_INSTRUCTIONS FOR THE TASK_
Each entry below needs to be copied exactly, with nothing dropped.

_SUPPLIED DATA_
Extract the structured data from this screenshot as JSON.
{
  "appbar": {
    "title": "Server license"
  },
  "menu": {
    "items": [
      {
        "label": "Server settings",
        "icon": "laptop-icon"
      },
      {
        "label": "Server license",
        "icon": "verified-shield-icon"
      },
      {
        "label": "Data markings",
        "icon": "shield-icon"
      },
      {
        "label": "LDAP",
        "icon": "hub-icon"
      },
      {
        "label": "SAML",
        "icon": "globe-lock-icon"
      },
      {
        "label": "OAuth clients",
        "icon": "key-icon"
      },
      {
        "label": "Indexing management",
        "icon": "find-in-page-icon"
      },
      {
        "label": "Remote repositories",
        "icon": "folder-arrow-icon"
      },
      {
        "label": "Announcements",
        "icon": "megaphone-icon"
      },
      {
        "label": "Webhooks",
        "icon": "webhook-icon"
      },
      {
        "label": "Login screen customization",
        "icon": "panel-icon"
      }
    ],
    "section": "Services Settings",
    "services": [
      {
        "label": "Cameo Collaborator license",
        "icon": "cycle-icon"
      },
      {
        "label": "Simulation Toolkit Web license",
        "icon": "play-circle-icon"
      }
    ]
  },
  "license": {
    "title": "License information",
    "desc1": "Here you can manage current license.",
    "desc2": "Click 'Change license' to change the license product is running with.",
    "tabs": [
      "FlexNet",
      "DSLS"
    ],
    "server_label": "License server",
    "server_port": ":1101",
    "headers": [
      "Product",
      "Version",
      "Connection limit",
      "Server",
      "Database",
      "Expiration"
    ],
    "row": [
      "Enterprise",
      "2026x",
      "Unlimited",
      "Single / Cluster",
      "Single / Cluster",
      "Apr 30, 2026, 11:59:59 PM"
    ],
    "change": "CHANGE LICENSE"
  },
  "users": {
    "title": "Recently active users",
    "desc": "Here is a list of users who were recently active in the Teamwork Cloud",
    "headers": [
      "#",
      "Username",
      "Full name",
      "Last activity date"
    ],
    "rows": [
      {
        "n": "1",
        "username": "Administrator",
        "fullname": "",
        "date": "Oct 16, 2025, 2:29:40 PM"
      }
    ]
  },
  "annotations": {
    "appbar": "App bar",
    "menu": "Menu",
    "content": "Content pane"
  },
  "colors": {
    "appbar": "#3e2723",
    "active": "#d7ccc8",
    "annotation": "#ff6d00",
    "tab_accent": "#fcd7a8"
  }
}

_WORKED SOLUTION_
Extract the structured data from this screenshot as JSON.
{
  "appbar": {
    "title": "Server license"
  },
  "menu": {
    "items": [
      {
        "label": "Server settings",
        "icon": "laptop-icon"
      },
      {
        "label": "Server license",
        "icon": "verified-shield-icon"
      },
      {
        "label": "Data markings",
        "icon": "shield-icon"
      },
      {
        "label": "LDAP",
        "icon": "hub-icon"
      },
      {
        "label": "SAML",
        "icon": "globe-lock-icon"
      },
      {
        "label": "OAuth clients",
        "icon": "key-icon"
      },
      {
        "label": "Indexing management",
        "icon": "find-in-page-icon"
      },
      {
        "label": "Remote repositories",
        "icon": "folder-arrow-icon"
      },
      {
        "label": "Announcements",
        "icon": "megaphone-icon"
      },
      {
        "label": "Webhooks",
        "icon": "webhook-icon"
      },
      {
        "label": "Login screen customization",
        "icon": "panel-icon"
      }
    ],
    "section": "Services Settings",
    "services": [
      {
        "label": "Cameo Collaborator license",
        "icon": "cycle-icon"
      },
      {
        "label": "Simulation Toolkit Web license",
        "icon": "play-circle-icon"
      }
    ]
  },
  "license": {
    "title": "License information",
    "desc1": "Here you can manage current license.",
    "desc2": "Click 'Change license' to change the license product is running with.",
    "tabs": [
      "FlexNet",
      "DSLS"
    ],
    "server_label": "License server",
    "server_port": ":1101",
    "headers": [
      "Product",
      "Version",
      "Connection limit",
      "Server",
      "Database",
      "Expiration"
    ],
    "row": [
      "Enterprise",
      "2026x",
      "Unlimited",
      "Single / Cluster",
      "Single / Cluster",
      "Apr 30, 2026, 11:59:59 PM"
    ],
    "change": "CHANGE LICENSE"
  },
  "users": {
    "title": "Recently active users",
    "desc": "Here is a list of users who were recently active in the Teamwork Cloud",
    "headers": [
      "#",
      "Username",
      "Full name",
      "Last activity date"
    ],
    "rows": [
      {
        "n": "1",
        "username": "Administrator",
        "fullname": "",
        "date": "Oct 16, 2025, 2:29:40 PM"
      }
    ]
  },
  "annotations": {
    "appbar": "App bar",
    "menu": "Menu",
    "content": "Content pane"
  },
  "colors": {
    "appbar": "#3e2723",
    "active": "#d7ccc8",
    "annotation": "#ff6d00",
    "tab_accent": "#fcd7a8"
  }
}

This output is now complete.